The All Sky Automated Survey (ASAS
) is a low cost project dedicated to constant photometric monitoring of the whole available sky, which is approximately 10^7 stars brighter than 14 magnitude. The project's ultimate goal is detection and investigation of of any kind of the photometric variability. One of the main obectives of ASAS
is to find and catalog variable stars.
consists of two observing stations, one in LCO, Chile (since 1997) and the other on Haleakala, Maui (since 2006). Both are equipped with two wide-field 200/2.8 instruments, observing simultaneously in V
band. For technical and historical details please refer to the Status
ASAS system is fully automated, yet it is a pleasure to acknowledge the on site assistance by the OGLE
observers (the OGLE telescope is visible in the background of the photograph).
ASAS has produced extensive catalogues of variable stars (ACVS) of the southern hemisphere (dec < +28 deg). The majority (80%, as compared with GCVS) of these are new discoveries.
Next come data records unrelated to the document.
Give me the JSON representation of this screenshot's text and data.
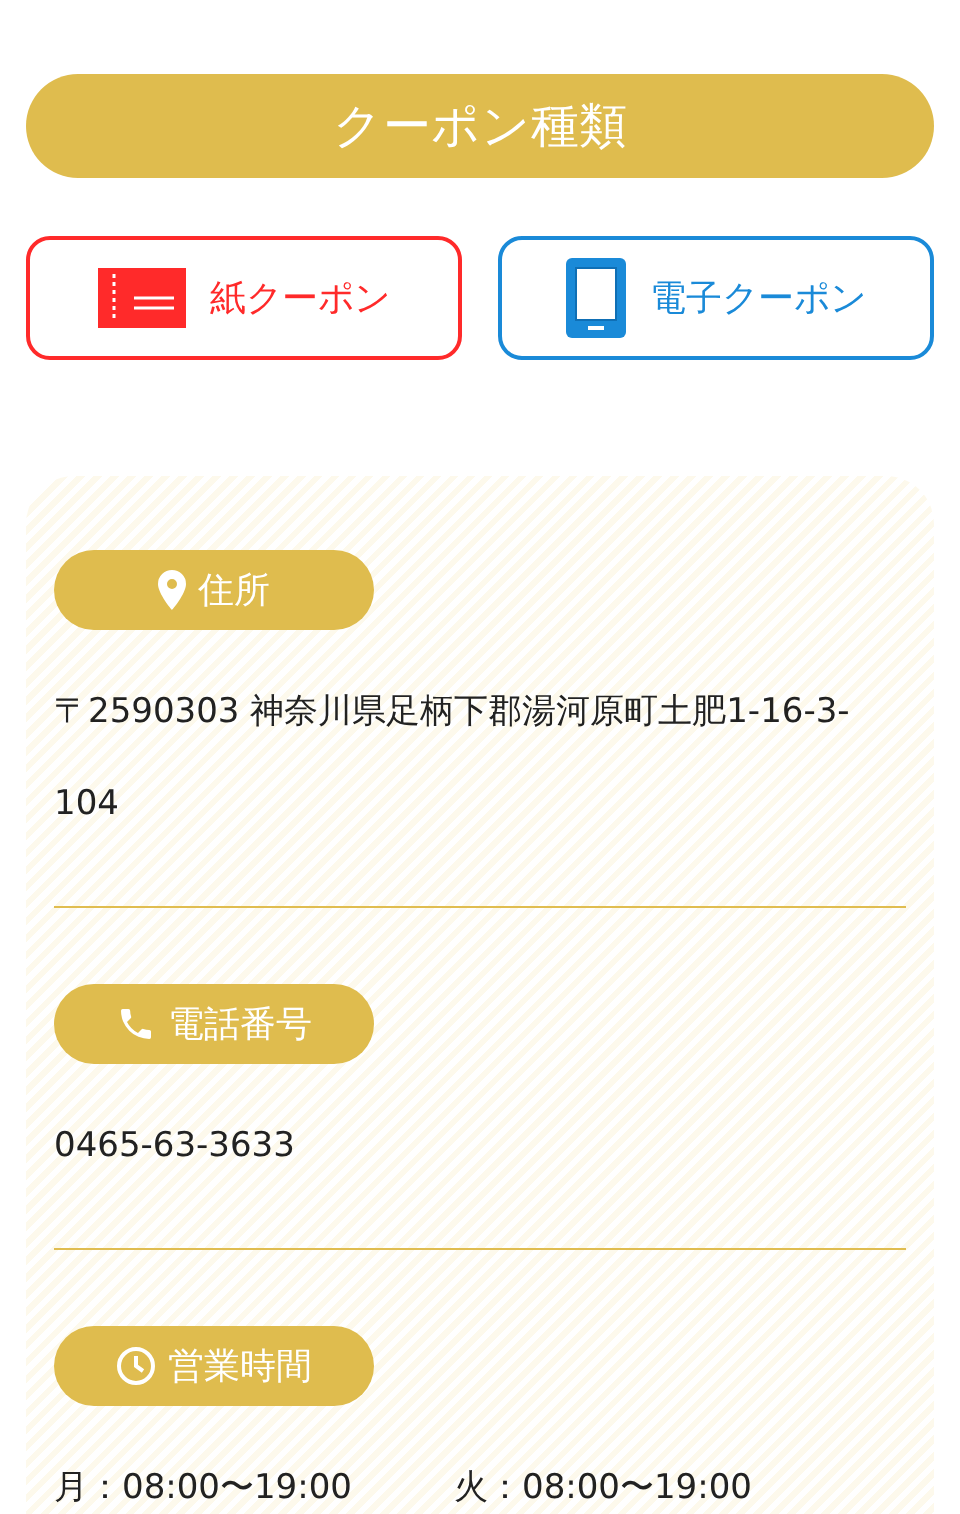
{
  "header": {
    "title": "クーポン種類"
  },
  "coupon_types": [
    {
      "kind": "paper",
      "label": "紙クーポン",
      "color": "#ff2a2a"
    },
    {
      "kind": "digital",
      "label": "電子クーポン",
      "color": "#1a8ad8"
    }
  ],
  "sections": [
    {
      "kind": "address",
      "title": "住所",
      "lines": [
        "〒2590303 神奈川県足柄下郡湯河原町土肥1-16-3-104"
      ]
    },
    {
      "kind": "phone",
      "title": "電話番号",
      "lines": [
        "0465-63-3633"
      ]
    },
    {
      "kind": "hours",
      "title": "営業時間",
      "lines": [
        "月：08:00〜19:00",
        "火：08:00〜19:00"
      ]
    }
  ]
}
All photometric V
-band data of the southern hemisphere are available. The I
-band data are being processed and is scheduled for release in December 2007.
Detailed description of the catalogues can be found in the ASAS Papers
. Catalogue data is summarily described in the Catalogues
section, and is available for Download
Since February, 2004 the ASAS data reduction pipeline started to release Alerts
on significant photometric changes of observed objects. However, the system is temporarily unavailable, so only old alert data is accessible.
In June, 2006 northern observational station ASAS-3N
came into existence on Haleakala (Maui) and it has been collecting data in two filters (V
) ever since. So far selected fields in the Kepler field of view have been analyzed and about 1000 variable stars identified. This is described in section Kepler FOV
The remaining data are waiting to be processed.